Dataset items:
*** Begin section ***

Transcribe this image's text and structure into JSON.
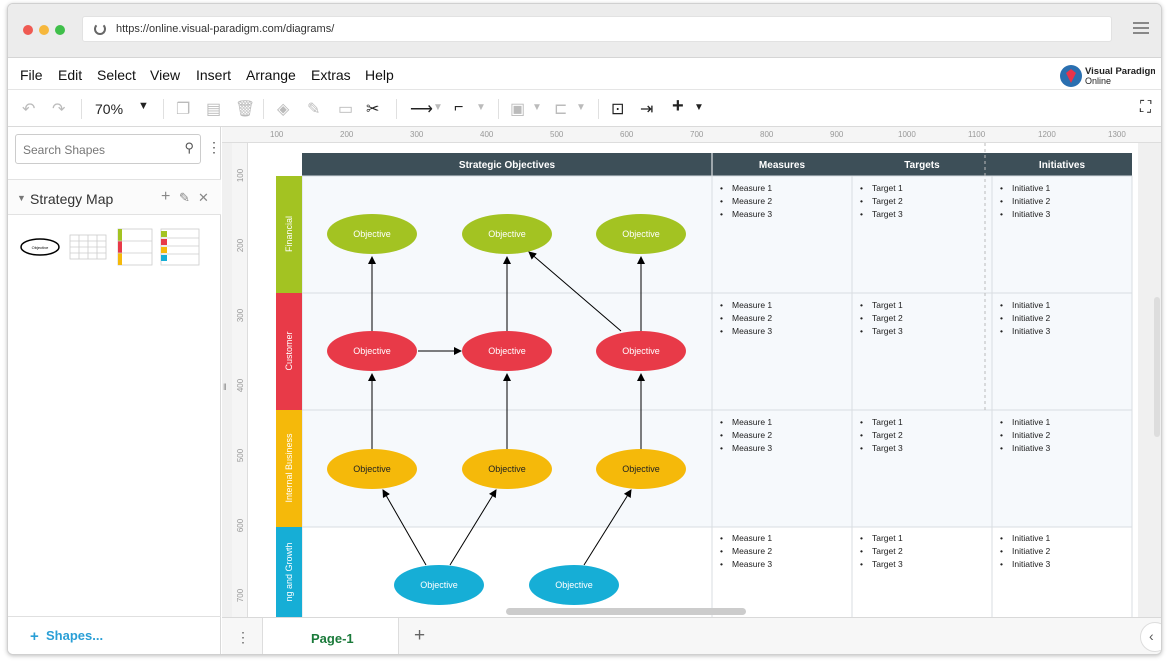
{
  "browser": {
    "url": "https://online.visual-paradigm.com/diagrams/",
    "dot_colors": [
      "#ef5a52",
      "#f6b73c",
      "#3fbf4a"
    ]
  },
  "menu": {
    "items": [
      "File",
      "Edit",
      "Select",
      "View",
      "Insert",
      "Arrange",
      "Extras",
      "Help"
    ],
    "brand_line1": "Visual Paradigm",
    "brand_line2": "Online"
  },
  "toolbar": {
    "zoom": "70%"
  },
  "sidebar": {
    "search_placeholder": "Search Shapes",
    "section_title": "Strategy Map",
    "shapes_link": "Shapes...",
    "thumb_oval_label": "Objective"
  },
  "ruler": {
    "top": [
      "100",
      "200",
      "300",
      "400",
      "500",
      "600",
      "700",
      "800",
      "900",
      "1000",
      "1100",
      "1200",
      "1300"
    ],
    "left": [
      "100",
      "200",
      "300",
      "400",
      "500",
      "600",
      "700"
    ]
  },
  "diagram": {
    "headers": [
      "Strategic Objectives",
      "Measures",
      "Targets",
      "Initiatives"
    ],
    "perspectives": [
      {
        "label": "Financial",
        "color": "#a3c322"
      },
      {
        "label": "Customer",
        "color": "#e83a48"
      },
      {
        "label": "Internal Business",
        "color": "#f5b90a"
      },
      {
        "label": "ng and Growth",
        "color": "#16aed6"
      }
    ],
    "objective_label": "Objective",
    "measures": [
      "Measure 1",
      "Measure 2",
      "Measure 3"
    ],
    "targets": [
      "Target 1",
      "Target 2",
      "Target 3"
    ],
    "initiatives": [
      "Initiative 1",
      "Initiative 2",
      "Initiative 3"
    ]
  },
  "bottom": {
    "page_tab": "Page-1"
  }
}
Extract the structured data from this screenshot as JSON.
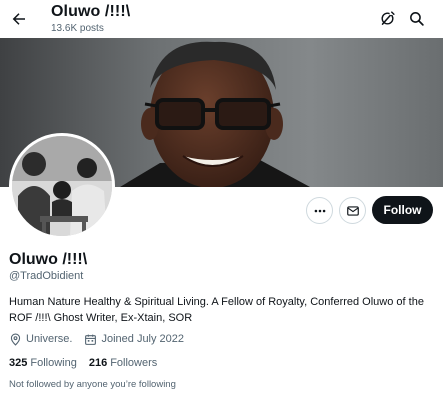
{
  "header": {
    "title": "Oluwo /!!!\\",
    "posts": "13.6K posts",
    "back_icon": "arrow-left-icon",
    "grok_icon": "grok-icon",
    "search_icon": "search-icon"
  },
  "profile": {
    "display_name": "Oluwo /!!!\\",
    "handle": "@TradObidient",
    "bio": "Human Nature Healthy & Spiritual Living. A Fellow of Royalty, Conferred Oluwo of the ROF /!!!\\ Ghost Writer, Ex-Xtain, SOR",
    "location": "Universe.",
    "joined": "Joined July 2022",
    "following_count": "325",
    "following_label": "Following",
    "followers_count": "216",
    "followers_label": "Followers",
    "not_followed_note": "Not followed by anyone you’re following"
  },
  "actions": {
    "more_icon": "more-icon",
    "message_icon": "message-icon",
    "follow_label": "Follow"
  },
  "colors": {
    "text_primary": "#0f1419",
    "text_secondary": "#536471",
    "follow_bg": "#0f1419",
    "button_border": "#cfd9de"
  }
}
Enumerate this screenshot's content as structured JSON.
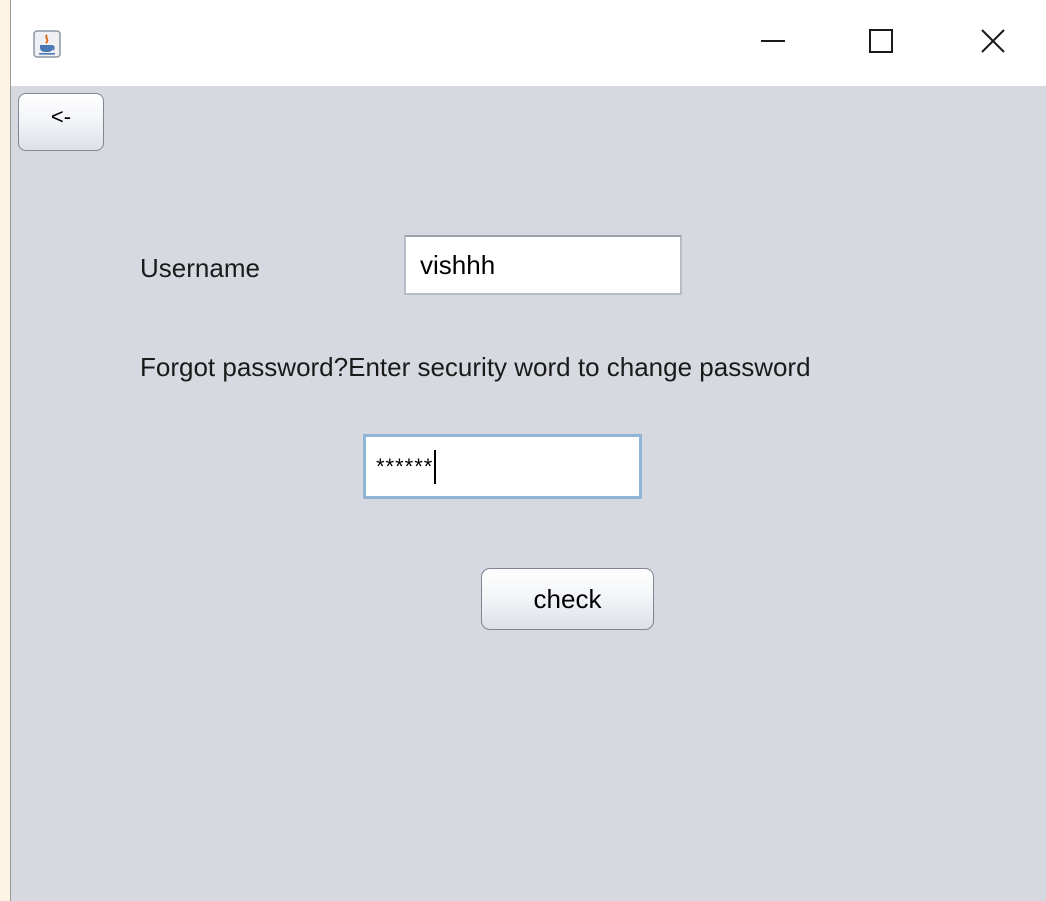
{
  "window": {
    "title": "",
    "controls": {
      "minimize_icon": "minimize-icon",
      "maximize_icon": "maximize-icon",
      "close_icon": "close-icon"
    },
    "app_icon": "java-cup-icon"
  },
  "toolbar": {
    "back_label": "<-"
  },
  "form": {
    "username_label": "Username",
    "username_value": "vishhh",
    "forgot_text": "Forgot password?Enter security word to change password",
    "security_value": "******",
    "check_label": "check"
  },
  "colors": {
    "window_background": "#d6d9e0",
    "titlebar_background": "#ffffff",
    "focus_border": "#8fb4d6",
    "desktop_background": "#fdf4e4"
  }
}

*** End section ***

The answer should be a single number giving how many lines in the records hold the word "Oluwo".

_Answer to the problem:_
3